Planning a pregnancy can be an exciting yet overwhelming time for many families. Medical conditions like PCOS, endometriosis, and autoimmune disease can present frustrating challenges to conception and pregnancy maintenance. Additionally, it can be especially burdensome for families who are also faced with non-medical factors that influence their reproductive health outcomes; unfortunately, racial, gender identity, geographic, and other disparities influence access to fertility treatments and treatment outcomes. Economic disparity especially presents a major barrier to family building.
After 6–12 months without success, treatment options for fertility might include medications, surgery, intrauterine insemination, or Assisted Reproductive Technology, which may be accessible only to the economically advantaged and leave many undertreated or untreated. Implementing the following affordable and accessible strategies to optimize the different phases of conception can alleviate some of the economic barriers and lead to improved reproductive health outcomes for all.
Pregnancy depends on the occurrence of ovulation, the brief phase of the menstrual cycle when an egg is released from the ovary to be fertilized. Ovulation involves a delicate balance between the reproductive hormones, namely estrogen and progesterone. Optimal estrogen and progesterone production can be supported by increasing the intake of healthy fats within the diet (cold-water fish, nuts, seeds, avocado, olive oil), which supply the building material needed to synthesize the reproductive hormones.
Botanical medicines, such as vitex or “chaste tree berry,” may also support fertility by optimizing the estrogen:progesterone ratio that allows for ovulation to occur. Vitex can help to restore normal progesterone levels and improve luteal phase defect, a condition characterized by insufficient progesterone production throughout the second half of the cycle that may result in reduced uterine lining growth and pregnancy loss.

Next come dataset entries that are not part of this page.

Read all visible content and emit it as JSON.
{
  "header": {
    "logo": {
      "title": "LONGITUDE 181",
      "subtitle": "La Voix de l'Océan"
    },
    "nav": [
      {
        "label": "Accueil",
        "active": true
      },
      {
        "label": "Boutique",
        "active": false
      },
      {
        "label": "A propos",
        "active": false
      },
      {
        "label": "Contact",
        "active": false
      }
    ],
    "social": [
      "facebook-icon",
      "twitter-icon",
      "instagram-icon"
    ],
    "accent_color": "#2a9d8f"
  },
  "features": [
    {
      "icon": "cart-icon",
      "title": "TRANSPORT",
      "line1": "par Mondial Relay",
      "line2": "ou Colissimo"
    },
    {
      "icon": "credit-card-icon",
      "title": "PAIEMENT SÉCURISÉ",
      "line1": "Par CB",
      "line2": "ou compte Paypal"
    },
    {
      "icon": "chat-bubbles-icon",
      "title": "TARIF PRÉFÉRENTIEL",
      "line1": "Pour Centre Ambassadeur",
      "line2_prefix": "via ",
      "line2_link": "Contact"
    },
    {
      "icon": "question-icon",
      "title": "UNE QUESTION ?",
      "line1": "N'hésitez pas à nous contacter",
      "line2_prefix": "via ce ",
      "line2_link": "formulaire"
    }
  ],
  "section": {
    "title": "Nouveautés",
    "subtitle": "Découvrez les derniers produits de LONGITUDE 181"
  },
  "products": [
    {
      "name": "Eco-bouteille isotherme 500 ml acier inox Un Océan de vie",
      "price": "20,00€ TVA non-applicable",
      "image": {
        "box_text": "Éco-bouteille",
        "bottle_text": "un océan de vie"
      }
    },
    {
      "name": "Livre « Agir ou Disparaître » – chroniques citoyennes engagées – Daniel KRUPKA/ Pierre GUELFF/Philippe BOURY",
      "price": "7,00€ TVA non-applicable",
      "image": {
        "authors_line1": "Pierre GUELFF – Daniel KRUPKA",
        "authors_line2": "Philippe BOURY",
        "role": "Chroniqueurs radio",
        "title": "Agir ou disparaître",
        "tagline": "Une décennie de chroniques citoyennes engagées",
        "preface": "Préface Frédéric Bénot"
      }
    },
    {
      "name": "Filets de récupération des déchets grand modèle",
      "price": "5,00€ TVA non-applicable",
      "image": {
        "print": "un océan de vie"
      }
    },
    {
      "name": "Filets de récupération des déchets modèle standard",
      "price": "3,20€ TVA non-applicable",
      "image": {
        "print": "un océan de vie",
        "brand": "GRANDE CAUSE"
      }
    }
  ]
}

Fertilization is the multi-step process by which two haploid gametes (the spermatozoa and the oocyte, or egg) fuse to form a diploid zygote, or embryo. Suboptimal gamete quality due to advanced age and subsequent mitochondrial decline, toxin exposure, and poor dietary and lifestyle choices can interfere with the success of this process.
The developing zygote requires a vast supply of energy to fuel critical events, all of which is supplied by oocyte mitochondria, the powerhouse organelle that transforms fats, proteins, and carbohydrates into energy for the developing zygote. With advanced age, mitochondrial function declines, and suboptimal energy production can ultimately result in pregnancy failure.
Mitochondrial function can be improved by increasing mitochondrial-supportive nutrients like CoQ10/ubiquinol and acetyl-L-carnitine. CoQ10 is a fat-soluble nutrient concentrated within the mitochondria and acts as an antioxidant to neutralize harmful free radicals that can reduce oocyte quality. It can be supplemented or obtained from organically raised, grass-fed organ meats, fatty fish, and whole grains. Acetyl-L-carnitine is an amino acid within the mitochondria that facilitates the transformation of fats into energy, and adequate intake supplies the oocyte with sufficient energy to fuel critical events that lead to reproductive success.
Implantation is the process by which the now-fertilized egg attaches to the wall of the uterus, and its success requires an appropriately regulated immune response. For the uterine wall to receive the embryo, the immune system must remain checked. Immune modulation and uterine receptivity can be enhanced by optimizing the reproductive microbiome. Probiotics and probiotic-rich foods (kefir, yogurt, kombucha, miso, kimchi, sauerkraut, pickles, tempeh) support the reproductive microbiome and fertility due to their antimicrobial, antioxidant, anti-inflammatory, and immunomodulatory activities. The uterus was once believed to be a sterile environment; however, recent discoveries reveal the presence of a diverse microbial population within the upper genital tract, which—when optimized—has been associated with improved implantation rates.
Stress has a negative impact on fertility. Perceived threats, big or small, trigger a cascade of biological responses that influence the activity of the hypothalamic-pituitary-gonadal axis, which controls the reproductive system. While practices like meditation and mantra cannot get you pregnant, they can minimize the health consequences of stress and create an environment that is more receptive to conception and pregnancy maintenance.
Dr. Aviles is a naturopathic doctor at Whole Health Natural Family Medicine in Hamden, CT, where she specializes in women’s health and pediatrics. She has a special interest in the management of gynecologic, hormonal/endocrine, and mental health conditions, acute and chronic pediatric care, as well as chronic diseases, such as diabetes and high cholesterol. Whole Health Natural Family Medicine, 203.288.8283 firstname.lastname@example.org